Mr. Lhota: When I got downtown to meet Prendergast, we were looking at where we were, we both realized how deep the water was at South Ferry station. It didn’t surprise me when we found out later that the water was all way up to the ceiling. It was four feet above the ground that night. And then we walked over to the Brooklyn-Battery Tunnel, where we ran into the governor totally by accident. I don’t know why I went over to the Brooklyn-Battery tunnel. I really don’t. We hadn’t been told about water rushing in, but we went over there, and boy, what I saw was extraordinary. White-water rapids, and a pace—you could have created hydro power.

I’ll use the words that the governor used. It was disorienting. It was. You heard it. You saw it. And you weren’t really sure you were hearing it and seeing it correctly. I never expected the Hudson River to do that.

Mr. Vlasto: The governor was standing with Lhota at the mouth of the Brooklyn-Battery Tunnel and the water was rushing in so quickly that the sound was deafening. I think that for him, that was the moment—where the water was that night, when you’re down there, standing at the tunnel, there’s so much water that you can’t hear—I think the governor would say that was the “We Got a Problem” moment.

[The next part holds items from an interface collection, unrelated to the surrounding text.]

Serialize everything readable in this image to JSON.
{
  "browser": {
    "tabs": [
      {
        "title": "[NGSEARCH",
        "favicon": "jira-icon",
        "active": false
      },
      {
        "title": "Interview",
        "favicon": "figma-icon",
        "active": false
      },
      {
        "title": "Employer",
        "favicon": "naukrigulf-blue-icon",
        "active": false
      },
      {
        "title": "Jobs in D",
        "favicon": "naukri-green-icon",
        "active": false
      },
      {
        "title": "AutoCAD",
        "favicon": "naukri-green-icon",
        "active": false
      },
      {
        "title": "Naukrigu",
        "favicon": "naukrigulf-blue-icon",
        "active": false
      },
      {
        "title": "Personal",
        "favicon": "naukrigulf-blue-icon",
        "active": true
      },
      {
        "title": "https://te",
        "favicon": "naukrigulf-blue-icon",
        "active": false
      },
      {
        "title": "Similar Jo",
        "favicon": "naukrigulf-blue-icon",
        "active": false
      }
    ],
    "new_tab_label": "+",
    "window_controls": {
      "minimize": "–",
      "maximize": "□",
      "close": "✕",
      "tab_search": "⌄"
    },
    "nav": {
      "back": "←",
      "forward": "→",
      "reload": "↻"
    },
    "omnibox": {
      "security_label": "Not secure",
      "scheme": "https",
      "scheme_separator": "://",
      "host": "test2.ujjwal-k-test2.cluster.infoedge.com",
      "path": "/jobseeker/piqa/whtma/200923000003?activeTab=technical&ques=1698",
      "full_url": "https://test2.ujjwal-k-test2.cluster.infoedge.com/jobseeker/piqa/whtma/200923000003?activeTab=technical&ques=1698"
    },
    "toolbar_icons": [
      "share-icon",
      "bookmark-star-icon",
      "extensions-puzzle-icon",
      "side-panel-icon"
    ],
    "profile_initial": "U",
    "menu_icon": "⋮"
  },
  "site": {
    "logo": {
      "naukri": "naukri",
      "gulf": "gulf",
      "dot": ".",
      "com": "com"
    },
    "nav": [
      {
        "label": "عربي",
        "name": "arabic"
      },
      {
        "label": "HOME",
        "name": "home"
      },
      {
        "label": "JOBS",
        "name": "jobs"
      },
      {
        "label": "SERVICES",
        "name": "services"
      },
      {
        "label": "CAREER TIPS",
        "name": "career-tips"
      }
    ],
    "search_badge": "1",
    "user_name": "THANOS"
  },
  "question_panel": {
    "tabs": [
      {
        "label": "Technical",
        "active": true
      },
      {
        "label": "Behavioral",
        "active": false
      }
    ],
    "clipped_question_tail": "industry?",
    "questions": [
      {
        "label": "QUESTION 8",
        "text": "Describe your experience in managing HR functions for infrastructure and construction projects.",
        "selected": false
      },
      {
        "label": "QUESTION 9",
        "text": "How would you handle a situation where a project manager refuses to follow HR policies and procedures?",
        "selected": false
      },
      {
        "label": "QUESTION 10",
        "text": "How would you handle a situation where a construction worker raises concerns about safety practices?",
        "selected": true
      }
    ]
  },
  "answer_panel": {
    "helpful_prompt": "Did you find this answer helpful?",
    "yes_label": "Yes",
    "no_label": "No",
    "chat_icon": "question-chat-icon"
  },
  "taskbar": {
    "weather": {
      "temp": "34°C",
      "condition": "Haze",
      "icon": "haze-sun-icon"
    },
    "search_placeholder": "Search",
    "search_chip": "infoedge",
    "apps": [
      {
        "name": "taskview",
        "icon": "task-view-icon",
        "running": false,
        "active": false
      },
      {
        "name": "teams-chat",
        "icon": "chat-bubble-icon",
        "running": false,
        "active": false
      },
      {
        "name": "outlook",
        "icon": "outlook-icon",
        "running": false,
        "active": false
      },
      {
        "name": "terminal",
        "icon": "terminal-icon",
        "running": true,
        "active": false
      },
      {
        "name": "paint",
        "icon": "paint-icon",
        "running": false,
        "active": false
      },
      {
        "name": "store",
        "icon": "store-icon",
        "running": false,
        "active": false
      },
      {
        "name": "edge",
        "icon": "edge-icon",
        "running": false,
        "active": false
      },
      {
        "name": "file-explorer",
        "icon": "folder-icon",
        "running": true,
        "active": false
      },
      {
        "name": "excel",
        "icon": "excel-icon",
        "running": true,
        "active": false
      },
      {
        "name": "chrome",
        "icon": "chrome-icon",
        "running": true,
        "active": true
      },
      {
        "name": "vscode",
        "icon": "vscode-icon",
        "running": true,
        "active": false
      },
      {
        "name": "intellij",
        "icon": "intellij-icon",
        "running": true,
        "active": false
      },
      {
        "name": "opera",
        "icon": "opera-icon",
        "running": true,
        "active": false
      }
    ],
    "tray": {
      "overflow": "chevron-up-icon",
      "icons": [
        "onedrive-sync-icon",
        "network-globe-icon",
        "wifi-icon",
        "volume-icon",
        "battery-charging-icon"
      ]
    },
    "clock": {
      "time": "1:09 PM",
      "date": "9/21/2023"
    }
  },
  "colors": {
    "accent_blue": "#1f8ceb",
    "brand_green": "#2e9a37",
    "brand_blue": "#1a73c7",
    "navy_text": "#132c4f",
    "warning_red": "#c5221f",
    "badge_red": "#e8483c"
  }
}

Mr. Glaeser: It was a sound you never heard before in Lower Manhattan, a rushing river. And then we went over to the World Trade Center and we saw Niagara Falls was pouring into the site. This was no ordinary storm.